● Work instruction
Examine the entries and show every line in which the word "SNSPPU" is found.

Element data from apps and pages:
*** Block opens ***

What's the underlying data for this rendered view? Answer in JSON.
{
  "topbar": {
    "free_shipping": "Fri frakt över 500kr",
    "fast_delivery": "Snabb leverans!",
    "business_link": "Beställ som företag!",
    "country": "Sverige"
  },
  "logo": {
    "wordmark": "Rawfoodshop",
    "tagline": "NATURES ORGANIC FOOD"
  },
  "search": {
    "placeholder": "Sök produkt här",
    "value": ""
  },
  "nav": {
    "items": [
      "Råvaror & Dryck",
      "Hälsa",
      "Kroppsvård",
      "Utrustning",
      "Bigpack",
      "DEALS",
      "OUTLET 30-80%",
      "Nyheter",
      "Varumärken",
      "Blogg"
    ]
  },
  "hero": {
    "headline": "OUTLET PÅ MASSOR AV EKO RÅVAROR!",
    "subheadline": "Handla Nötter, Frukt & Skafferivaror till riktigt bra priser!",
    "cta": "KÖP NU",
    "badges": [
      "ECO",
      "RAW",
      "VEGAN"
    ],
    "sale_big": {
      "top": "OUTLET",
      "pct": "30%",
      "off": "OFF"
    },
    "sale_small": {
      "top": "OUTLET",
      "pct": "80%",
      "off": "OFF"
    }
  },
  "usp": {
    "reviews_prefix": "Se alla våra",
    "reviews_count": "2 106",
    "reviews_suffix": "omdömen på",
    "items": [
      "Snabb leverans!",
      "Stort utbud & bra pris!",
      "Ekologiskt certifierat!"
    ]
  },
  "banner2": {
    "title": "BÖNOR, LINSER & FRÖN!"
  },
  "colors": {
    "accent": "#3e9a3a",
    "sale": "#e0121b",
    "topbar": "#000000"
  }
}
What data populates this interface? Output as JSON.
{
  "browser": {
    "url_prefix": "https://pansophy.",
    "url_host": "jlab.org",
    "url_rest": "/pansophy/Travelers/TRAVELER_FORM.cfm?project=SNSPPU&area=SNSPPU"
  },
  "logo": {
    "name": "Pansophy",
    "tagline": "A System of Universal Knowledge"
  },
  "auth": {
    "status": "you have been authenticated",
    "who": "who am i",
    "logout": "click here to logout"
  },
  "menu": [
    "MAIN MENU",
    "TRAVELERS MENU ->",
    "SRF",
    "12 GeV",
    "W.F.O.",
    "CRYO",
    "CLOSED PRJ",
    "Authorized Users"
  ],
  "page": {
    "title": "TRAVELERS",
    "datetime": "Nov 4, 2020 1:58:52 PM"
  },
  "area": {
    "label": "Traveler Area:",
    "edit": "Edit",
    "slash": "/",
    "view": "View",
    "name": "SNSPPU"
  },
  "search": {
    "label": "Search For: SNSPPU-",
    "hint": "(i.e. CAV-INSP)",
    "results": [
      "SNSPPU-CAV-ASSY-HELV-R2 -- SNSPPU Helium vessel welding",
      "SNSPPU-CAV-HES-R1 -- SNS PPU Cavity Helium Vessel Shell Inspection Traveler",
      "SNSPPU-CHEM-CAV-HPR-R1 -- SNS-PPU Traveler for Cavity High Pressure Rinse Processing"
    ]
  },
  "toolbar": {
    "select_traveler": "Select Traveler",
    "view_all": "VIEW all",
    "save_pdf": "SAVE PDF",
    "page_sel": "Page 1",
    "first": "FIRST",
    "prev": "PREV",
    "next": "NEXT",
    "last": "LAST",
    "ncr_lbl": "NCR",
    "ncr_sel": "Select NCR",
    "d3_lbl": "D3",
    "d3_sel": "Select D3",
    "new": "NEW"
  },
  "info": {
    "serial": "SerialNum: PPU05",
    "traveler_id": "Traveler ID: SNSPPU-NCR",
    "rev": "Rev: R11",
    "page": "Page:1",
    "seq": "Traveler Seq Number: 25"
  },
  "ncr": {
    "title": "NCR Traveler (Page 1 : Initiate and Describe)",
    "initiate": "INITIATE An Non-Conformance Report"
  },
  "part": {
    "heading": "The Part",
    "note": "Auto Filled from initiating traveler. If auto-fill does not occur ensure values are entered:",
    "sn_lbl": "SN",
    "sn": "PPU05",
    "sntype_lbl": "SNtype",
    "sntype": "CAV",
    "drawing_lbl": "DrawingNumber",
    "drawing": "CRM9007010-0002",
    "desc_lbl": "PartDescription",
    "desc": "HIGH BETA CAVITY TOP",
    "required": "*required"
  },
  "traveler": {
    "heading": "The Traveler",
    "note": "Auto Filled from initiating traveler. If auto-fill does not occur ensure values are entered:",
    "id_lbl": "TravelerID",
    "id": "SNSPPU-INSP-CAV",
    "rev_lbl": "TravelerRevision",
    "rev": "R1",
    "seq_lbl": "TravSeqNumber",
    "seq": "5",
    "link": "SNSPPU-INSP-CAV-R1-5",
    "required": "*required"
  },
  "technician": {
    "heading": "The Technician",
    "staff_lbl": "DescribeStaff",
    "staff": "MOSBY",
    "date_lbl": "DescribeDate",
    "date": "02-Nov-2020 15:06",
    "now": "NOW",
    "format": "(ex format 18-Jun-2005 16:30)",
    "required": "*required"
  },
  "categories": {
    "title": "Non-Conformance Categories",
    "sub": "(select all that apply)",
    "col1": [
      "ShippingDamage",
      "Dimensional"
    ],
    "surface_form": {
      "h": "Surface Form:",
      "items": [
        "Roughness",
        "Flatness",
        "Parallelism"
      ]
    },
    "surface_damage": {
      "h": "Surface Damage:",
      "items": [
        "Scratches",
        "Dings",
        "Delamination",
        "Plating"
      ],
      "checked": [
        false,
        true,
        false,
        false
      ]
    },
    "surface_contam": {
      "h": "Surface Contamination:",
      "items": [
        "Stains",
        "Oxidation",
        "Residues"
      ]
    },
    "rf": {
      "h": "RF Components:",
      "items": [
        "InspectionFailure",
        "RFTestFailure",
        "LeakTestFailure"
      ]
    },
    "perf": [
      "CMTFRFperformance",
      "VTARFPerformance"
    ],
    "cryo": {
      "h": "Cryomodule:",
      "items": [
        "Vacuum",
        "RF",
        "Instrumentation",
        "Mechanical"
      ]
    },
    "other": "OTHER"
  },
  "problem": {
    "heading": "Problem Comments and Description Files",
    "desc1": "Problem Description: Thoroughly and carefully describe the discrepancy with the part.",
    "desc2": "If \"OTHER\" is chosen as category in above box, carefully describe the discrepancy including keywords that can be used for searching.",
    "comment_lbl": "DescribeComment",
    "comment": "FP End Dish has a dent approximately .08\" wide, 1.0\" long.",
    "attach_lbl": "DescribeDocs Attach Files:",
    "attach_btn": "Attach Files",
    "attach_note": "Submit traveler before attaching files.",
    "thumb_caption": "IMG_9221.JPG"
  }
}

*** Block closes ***

● Answer to this task
    "url_rest": "/pansophy/Travelers/TRAVELER_FORM.cfm?project=SNSPPU&area=SNSPPU"
    "name": "SNSPPU"
    "label": "Search For: SNSPPU-",
      "SNSPPU-CAV-ASSY-HELV-R2 -- SNSPPU Helium vessel welding",
      "SNSPPU-CAV-HES-R1 -- SNS PPU Cavity Helium Vessel Shell Inspection Traveler",
      "SNSPPU-CHEM-CAV-HPR-R1 -- SNS-PPU Traveler for Cavity High Pressure Rinse Processing"
    "traveler_id": "Traveler ID: SNSPPU-NCR",
    "id": "SNSPPU-INSP-CAV",
    "link": "SNSPPU-INSP-CAV-R1-5",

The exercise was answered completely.